* _Task to carry out_:
Hunt through the entries for the word "icon" and copy each line in which it appears.

* _Source data_:
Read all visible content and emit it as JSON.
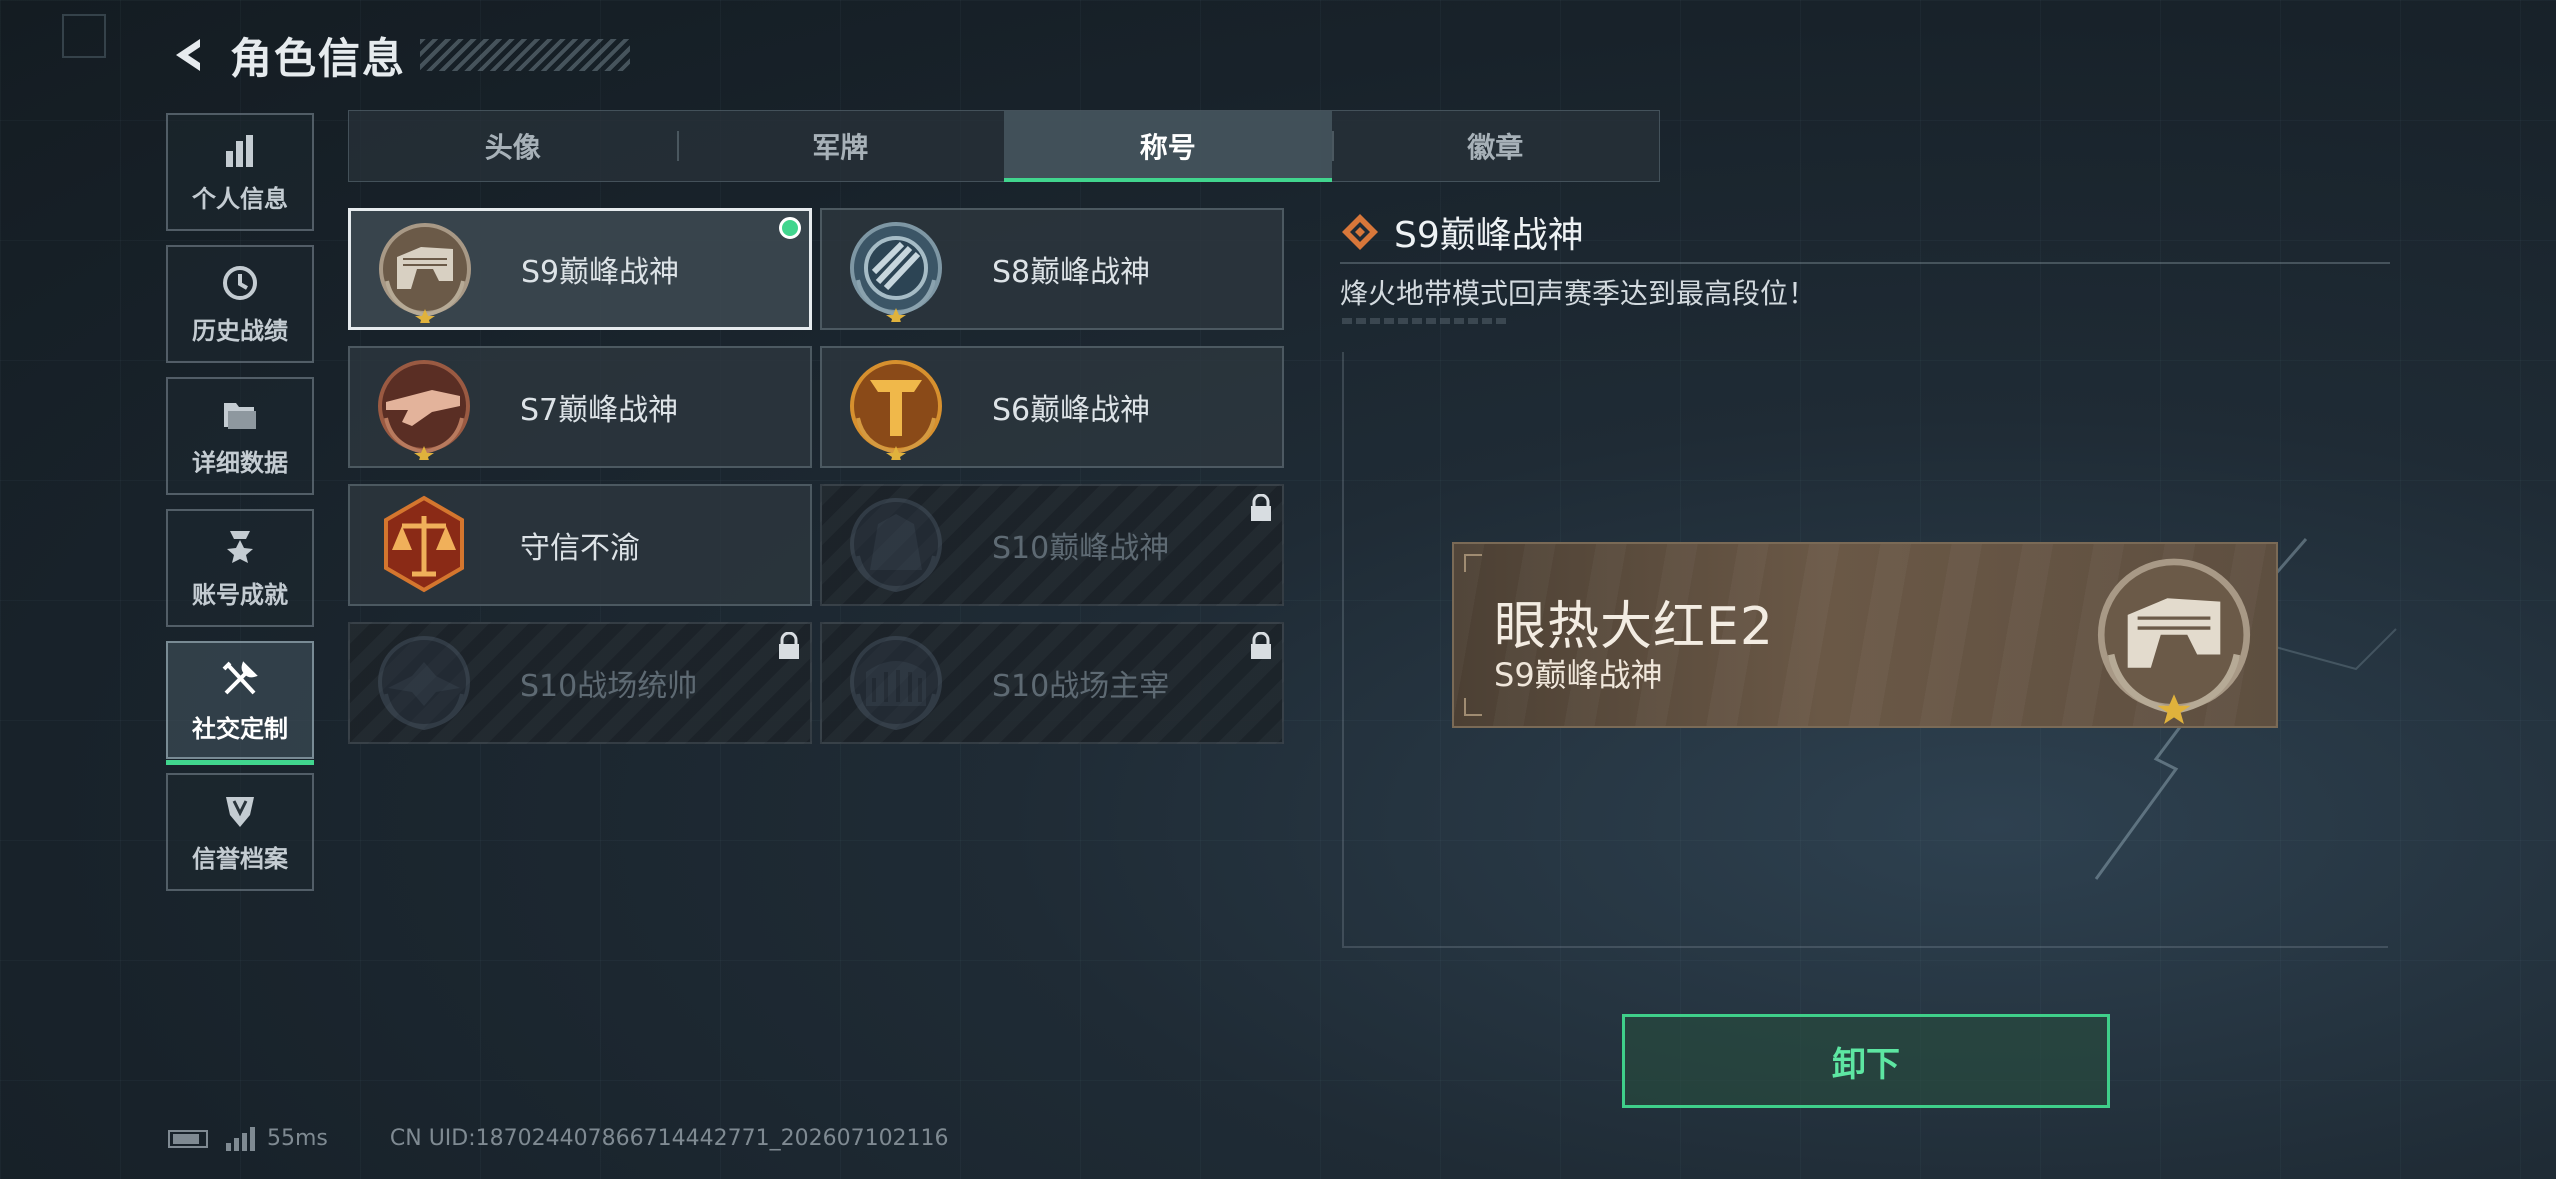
{
  "header": {
    "title": "角色信息"
  },
  "sidebar": {
    "items": [
      {
        "label": "个人信息",
        "icon": "bar-chart-icon"
      },
      {
        "label": "历史战绩",
        "icon": "history-clock-icon"
      },
      {
        "label": "详细数据",
        "icon": "folder-icon"
      },
      {
        "label": "账号成就",
        "icon": "medal-icon"
      },
      {
        "label": "社交定制",
        "icon": "tools-icon",
        "active": true
      },
      {
        "label": "信誉档案",
        "icon": "credit-shield-icon"
      }
    ]
  },
  "tabs": [
    {
      "label": "头像"
    },
    {
      "label": "军牌"
    },
    {
      "label": "称号",
      "active": true
    },
    {
      "label": "徽章"
    }
  ],
  "titles": [
    {
      "name": "S9巅峰战神",
      "state": "equipped"
    },
    {
      "name": "S8巅峰战神",
      "state": "owned"
    },
    {
      "name": "S7巅峰战神",
      "state": "owned"
    },
    {
      "name": "S6巅峰战神",
      "state": "owned"
    },
    {
      "name": "守信不渝",
      "state": "owned"
    },
    {
      "name": "S10巅峰战神",
      "state": "locked"
    },
    {
      "name": "S10战场统帅",
      "state": "locked"
    },
    {
      "name": "S10战场主宰",
      "state": "locked"
    }
  ],
  "detail": {
    "title": "S9巅峰战神",
    "description": "烽火地带模式回声赛季达到最高段位！",
    "preview": {
      "player_name": "眼热大红E2",
      "title": "S9巅峰战神"
    },
    "action_label": "卸下"
  },
  "footer": {
    "ping": "55ms",
    "uid": "CN UID:187024407866714442771_202607102116"
  },
  "colors": {
    "accent": "#41d58e",
    "text": "#e6ebee",
    "locked": "#5e6a73"
  }
}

* _Your solution_:
        "icon": "bar-chart-icon"
        "icon": "history-clock-icon"
        "icon": "folder-icon"
        "icon": "medal-icon"
        "icon": "tools-icon",
        "icon": "credit-shield-icon"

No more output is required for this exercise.